__Exercise brief__. Copy each line of the entries that contains the word "Number".
-- The records follows --
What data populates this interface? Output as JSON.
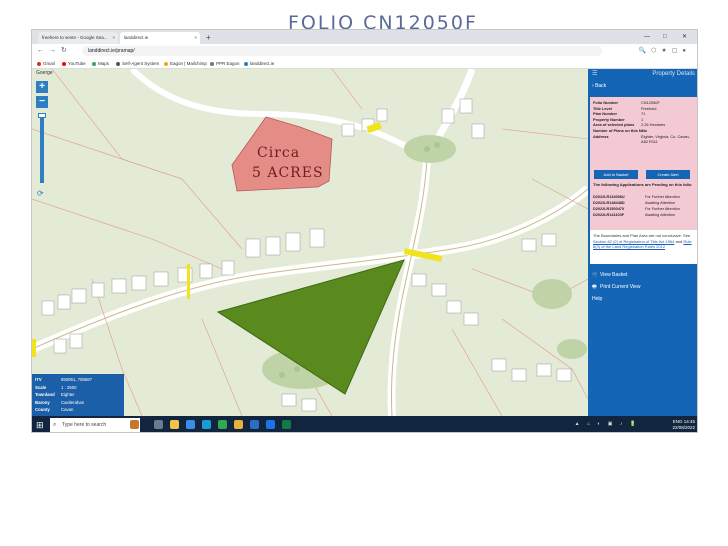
{
  "handwritten_title": "FOLIO CN12050F",
  "browser": {
    "tabs": [
      {
        "label": "freehere to sente - Google Sea..."
      },
      {
        "label": "landdirect.ie"
      }
    ],
    "url": "landdirect.ie/pramap/",
    "bookmarks": [
      "Gmail",
      "YouTube",
      "Maps",
      "Self-Agent System",
      "Eagon | Mailchimp",
      "PPR Eagon",
      "landdirect.ie"
    ],
    "window_controls": {
      "minimize": "—",
      "maximize": "□",
      "close": "✕"
    }
  },
  "map": {
    "geoportal_label": "Goerge",
    "zoom_in": "+",
    "zoom_out": "−",
    "annotation_lines": [
      "Circa",
      "5 ACRES"
    ],
    "colors": {
      "background": "#e3ead6",
      "pink_parcel": "#e58c87",
      "green_parcel": "#5a8a1e",
      "yellow_marker": "#f1e31e"
    }
  },
  "info_box": {
    "rows": [
      {
        "key": "ITV",
        "value": "650061, 785687"
      },
      {
        "key": "Scale",
        "value": "1 : 2500"
      },
      {
        "key": "Townland",
        "value": "Eighter"
      },
      {
        "key": "Barony",
        "value": "Castlerahan"
      },
      {
        "key": "County",
        "value": "Cavan"
      }
    ]
  },
  "panel": {
    "menu_icon": "☰",
    "title": "Property Details",
    "back_label": "Back",
    "property": [
      {
        "key": "Folio Number",
        "value": "CN12050F"
      },
      {
        "key": "Title Level",
        "value": "Freehold"
      },
      {
        "key": "Plan Number",
        "value": "71"
      },
      {
        "key": "Property Number",
        "value": "1"
      },
      {
        "key": "Area of selected plans",
        "value": "2.26 Hectares"
      },
      {
        "key": "Number of Plans on this folio",
        "value": "1"
      },
      {
        "key": "Address",
        "value": "Eighter, Virginia, Co. Cavan, A82 R111"
      }
    ],
    "add_to_basket": "Add to Basket",
    "create_alert": "Create Alert",
    "pending_title": "The following Applications are Pending on this folio",
    "applications": [
      {
        "id": "D2022LR134006U",
        "status": "For Further Attention"
      },
      {
        "id": "D2022LR148448D",
        "status": "Awaiting Attention"
      },
      {
        "id": "D2022LR150047X",
        "status": "For Further Attention"
      },
      {
        "id": "D2022LR141103F",
        "status": "Awaiting Attention"
      }
    ],
    "note_text": "The Boundaries and Plan Area are not conclusive. See",
    "note_link_1": "Section 62 (2) of Registration of Title Act 1964",
    "note_and": "and",
    "note_link_2": "Rule 8(3) of the Land Registration Rules 2012",
    "actions": [
      {
        "icon": "🛒",
        "label": "View Basket"
      },
      {
        "icon": "🖶",
        "label": "Print Current View"
      },
      {
        "icon": "",
        "label": "Help"
      }
    ]
  },
  "taskbar": {
    "search_placeholder": "Type here to search",
    "tray_lang": "ENG",
    "time": "14:45",
    "date": "22/08/2022"
  }
}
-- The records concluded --
__Answer space__.
        "key": "Folio Number",
        "key": "Plan Number",
        "key": "Property Number",
        "key": "Number of Plans on this folio",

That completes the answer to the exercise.